#### Work required
In the listing below, locate the lines that hold the string "JSON". Copy those lines.

#### Given data
:::
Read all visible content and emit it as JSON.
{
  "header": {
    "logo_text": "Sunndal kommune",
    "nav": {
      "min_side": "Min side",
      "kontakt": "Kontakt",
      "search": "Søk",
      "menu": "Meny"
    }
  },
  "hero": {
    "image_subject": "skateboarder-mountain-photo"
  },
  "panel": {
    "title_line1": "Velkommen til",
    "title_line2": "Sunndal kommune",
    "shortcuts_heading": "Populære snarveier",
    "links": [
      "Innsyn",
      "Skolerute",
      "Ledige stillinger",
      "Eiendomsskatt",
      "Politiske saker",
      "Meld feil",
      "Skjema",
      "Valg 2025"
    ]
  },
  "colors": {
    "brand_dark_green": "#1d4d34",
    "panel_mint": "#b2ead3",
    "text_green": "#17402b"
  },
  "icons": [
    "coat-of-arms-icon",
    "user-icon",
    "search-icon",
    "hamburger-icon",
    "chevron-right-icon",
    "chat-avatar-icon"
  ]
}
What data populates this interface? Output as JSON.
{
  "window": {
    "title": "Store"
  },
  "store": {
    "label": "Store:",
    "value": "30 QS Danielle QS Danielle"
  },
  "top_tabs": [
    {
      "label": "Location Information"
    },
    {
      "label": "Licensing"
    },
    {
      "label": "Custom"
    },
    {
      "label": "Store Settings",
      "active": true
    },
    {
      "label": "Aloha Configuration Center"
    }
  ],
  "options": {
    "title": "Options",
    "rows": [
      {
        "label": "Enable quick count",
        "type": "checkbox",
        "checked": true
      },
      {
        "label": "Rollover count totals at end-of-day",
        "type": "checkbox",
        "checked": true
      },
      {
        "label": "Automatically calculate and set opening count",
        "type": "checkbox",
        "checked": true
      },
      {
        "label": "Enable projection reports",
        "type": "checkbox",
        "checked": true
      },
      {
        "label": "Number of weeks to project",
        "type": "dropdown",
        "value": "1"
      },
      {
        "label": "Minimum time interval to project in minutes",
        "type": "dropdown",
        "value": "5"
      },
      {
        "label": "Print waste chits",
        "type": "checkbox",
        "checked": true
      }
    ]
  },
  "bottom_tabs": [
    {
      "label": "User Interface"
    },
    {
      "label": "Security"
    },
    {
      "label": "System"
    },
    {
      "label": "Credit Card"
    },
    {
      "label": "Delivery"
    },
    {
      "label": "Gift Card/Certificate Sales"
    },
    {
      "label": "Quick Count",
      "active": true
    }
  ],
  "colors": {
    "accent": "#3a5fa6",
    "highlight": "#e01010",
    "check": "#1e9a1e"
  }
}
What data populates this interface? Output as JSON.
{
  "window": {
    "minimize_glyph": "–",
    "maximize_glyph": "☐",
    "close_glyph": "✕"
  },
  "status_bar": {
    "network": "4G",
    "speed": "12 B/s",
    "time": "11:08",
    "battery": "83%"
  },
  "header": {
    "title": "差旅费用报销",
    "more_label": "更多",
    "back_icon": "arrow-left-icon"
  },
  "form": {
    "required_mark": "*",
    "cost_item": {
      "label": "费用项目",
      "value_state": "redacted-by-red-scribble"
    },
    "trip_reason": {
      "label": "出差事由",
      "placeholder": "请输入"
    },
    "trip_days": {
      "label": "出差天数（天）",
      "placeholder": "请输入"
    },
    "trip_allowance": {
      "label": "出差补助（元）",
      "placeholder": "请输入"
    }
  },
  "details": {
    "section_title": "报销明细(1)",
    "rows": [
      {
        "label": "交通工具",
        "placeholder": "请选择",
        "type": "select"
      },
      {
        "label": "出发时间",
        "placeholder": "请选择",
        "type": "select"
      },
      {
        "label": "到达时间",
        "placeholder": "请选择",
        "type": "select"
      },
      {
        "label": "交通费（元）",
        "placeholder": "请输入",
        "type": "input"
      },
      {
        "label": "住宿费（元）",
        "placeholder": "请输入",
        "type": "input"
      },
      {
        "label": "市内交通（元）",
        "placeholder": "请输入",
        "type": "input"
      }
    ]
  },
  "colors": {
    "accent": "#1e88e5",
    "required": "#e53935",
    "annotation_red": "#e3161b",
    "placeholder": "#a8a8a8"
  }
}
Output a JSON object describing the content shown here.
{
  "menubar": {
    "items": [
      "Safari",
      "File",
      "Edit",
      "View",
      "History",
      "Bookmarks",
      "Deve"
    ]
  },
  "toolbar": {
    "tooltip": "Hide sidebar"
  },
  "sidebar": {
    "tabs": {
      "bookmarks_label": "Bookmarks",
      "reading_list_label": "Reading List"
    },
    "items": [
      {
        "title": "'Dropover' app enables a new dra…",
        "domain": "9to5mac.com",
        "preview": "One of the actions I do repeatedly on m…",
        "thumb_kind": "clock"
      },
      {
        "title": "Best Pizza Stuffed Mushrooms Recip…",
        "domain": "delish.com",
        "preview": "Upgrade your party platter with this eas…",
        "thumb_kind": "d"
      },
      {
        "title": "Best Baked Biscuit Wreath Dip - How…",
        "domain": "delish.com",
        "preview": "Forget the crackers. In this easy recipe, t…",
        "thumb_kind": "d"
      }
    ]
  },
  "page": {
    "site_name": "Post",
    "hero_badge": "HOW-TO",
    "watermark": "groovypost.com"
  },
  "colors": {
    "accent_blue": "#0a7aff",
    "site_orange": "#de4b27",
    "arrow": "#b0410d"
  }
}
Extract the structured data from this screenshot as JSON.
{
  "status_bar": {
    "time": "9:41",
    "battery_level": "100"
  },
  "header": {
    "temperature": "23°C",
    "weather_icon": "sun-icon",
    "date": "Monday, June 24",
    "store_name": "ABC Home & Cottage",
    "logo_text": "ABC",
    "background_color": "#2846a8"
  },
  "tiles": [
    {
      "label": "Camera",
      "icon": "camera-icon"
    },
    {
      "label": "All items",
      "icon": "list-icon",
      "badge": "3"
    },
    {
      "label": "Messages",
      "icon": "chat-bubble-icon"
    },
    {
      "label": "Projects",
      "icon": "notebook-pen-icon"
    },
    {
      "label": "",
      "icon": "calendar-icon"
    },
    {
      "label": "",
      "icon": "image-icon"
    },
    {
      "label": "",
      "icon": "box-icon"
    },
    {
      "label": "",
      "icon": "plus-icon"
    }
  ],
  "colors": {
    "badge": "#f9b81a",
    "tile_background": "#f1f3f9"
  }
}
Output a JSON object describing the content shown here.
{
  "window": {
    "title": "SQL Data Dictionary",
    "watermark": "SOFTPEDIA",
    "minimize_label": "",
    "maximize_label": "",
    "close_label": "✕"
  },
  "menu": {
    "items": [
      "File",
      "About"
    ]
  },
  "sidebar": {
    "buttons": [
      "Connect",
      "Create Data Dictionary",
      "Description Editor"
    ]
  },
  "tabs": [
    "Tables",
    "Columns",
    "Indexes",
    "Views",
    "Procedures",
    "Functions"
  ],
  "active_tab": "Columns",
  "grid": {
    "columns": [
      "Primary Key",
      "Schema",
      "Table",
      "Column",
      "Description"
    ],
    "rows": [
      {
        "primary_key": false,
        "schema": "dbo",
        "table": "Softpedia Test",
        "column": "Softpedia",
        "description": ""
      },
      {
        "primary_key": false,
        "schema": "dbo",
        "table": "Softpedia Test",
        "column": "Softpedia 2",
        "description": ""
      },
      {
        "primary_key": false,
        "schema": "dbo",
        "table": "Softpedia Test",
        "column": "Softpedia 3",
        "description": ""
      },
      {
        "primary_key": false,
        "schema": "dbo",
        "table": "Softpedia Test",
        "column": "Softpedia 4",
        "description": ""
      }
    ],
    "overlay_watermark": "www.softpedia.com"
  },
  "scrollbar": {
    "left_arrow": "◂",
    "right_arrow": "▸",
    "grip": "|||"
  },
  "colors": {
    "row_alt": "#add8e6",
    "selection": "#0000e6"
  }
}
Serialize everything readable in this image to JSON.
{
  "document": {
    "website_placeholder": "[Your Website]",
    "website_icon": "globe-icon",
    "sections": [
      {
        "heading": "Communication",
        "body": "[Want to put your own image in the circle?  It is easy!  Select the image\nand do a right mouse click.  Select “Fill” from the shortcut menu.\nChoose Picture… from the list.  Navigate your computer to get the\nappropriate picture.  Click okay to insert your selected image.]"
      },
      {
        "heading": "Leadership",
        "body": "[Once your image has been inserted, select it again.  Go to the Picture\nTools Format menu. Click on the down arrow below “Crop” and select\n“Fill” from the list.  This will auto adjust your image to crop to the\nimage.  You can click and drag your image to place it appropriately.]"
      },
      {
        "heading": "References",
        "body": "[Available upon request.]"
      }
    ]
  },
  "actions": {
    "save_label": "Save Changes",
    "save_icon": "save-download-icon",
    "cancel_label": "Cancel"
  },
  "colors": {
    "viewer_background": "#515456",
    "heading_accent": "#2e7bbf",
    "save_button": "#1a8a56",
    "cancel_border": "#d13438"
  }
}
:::
#### Completed exercise
Read all visible content and emit it as JSON.
What data populates this interface? Output as JSON.
What data populates this interface? Output as JSON.
Output a JSON object describing the content shown here.
Extract the structured data from this screenshot as JSON.
Output a JSON object describing the content shown here.
Serialize everything readable in this image to JSON.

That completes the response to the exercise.